→ **WHAT YOU SHOULD DO**
Copy every entry exactly as it stands, though any image it holds should stay out of the copy.

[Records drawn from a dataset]
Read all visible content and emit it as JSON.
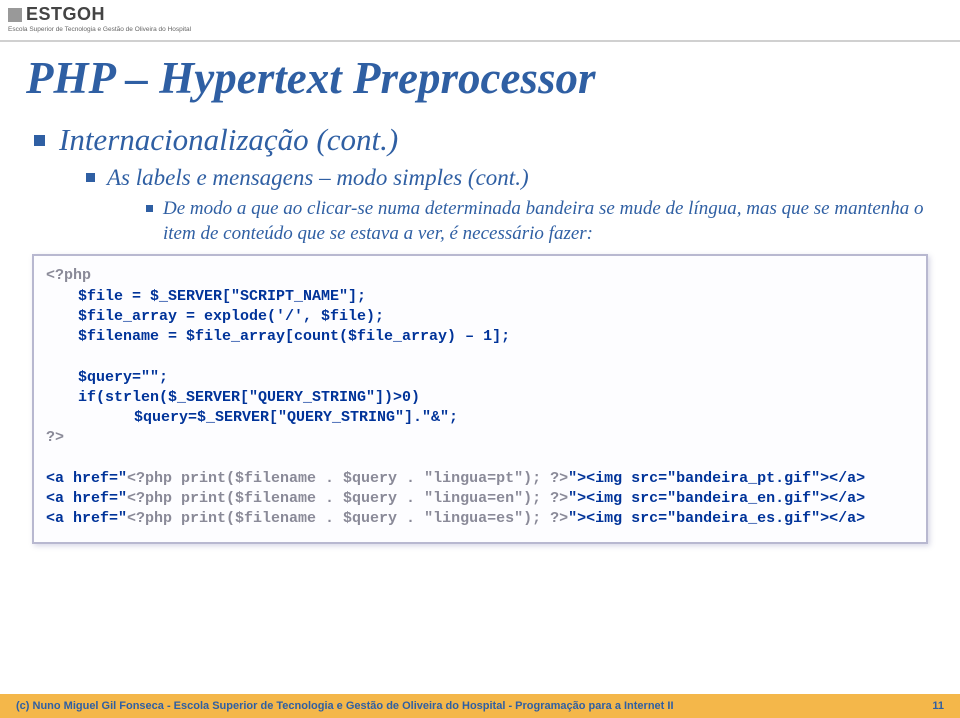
{
  "header": {
    "logo_text": "ESTGOH",
    "logo_sub": "Escola Superior de Tecnologia e Gestão de Oliveira do Hospital"
  },
  "slide": {
    "title": "PHP – Hypertext Preprocessor",
    "bullet1": "Internacionalização (cont.)",
    "bullet2": "As labels e mensagens – modo simples (cont.)",
    "bullet3": "De modo a que ao clicar-se numa determinada bandeira se mude de língua, mas que se mantenha o item de conteúdo que se estava a ver, é necessário fazer:"
  },
  "code": {
    "l1": "<?php",
    "l2": "$file = $_SERVER[\"SCRIPT_NAME\"];",
    "l3": "$file_array = explode('/', $file);",
    "l4": "$filename = $file_array[count($file_array) – 1];",
    "l5": "$query=\"\";",
    "l6": "if(strlen($_SERVER[\"QUERY_STRING\"])>0)",
    "l7": "$query=$_SERVER[\"QUERY_STRING\"].\"&\";",
    "l8": "?>",
    "a1a": "<a href=\"",
    "a1b": "<?php print($filename . $query . \"lingua=pt\"); ?>",
    "a1c": "\"><img src=\"bandeira_pt.gif\"></a>",
    "a2a": "<a href=\"",
    "a2b": "<?php print($filename . $query . \"lingua=en\"); ?>",
    "a2c": "\"><img src=\"bandeira_en.gif\"></a>",
    "a3a": "<a href=\"",
    "a3b": "<?php print($filename . $query . \"lingua=es\"); ?>",
    "a3c": "\"><img src=\"bandeira_es.gif\"></a>"
  },
  "footer": {
    "left": "(c) Nuno Miguel Gil Fonseca  -  Escola Superior de Tecnologia e Gestão de Oliveira do Hospital  -  Programação para a Internet II",
    "page": "11"
  }
}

→ **TASK OUTPUT**
Read all visible content and emit it as JSON.
{
  "header": {
    "logo_text": "ESTGOH",
    "logo_sub": "Escola Superior de Tecnologia e Gestão de Oliveira do Hospital"
  },
  "slide": {
    "title": "PHP – Hypertext Preprocessor",
    "bullet1": "Internacionalização (cont.)",
    "bullet2": "As labels e mensagens – modo simples (cont.)",
    "bullet3": "De modo a que ao clicar-se numa determinada bandeira se mude de língua, mas que se mantenha o item de conteúdo que se estava a ver, é necessário fazer:"
  },
  "code": {
    "l1": "<?php",
    "l2": "$file = $_SERVER[\"SCRIPT_NAME\"];",
    "l3": "$file_array = explode('/', $file);",
    "l4": "$filename = $file_array[count($file_array) – 1];",
    "l5": "$query=\"\";",
    "l6": "if(strlen($_SERVER[\"QUERY_STRING\"])>0)",
    "l7": "$query=$_SERVER[\"QUERY_STRING\"].\"&\";",
    "l8": "?>",
    "a1a": "<a href=\"",
    "a1b": "<?php print($filename . $query . \"lingua=pt\"); ?>",
    "a1c": "\"><img src=\"bandeira_pt.gif\"></a>",
    "a2a": "<a href=\"",
    "a2b": "<?php print($filename . $query . \"lingua=en\"); ?>",
    "a2c": "\"><img src=\"bandeira_en.gif\"></a>",
    "a3a": "<a href=\"",
    "a3b": "<?php print($filename . $query . \"lingua=es\"); ?>",
    "a3c": "\"><img src=\"bandeira_es.gif\"></a>"
  },
  "footer": {
    "left": "(c) Nuno Miguel Gil Fonseca  -  Escola Superior de Tecnologia e Gestão de Oliveira do Hospital  -  Programação para a Internet II",
    "page": "11"
  }
}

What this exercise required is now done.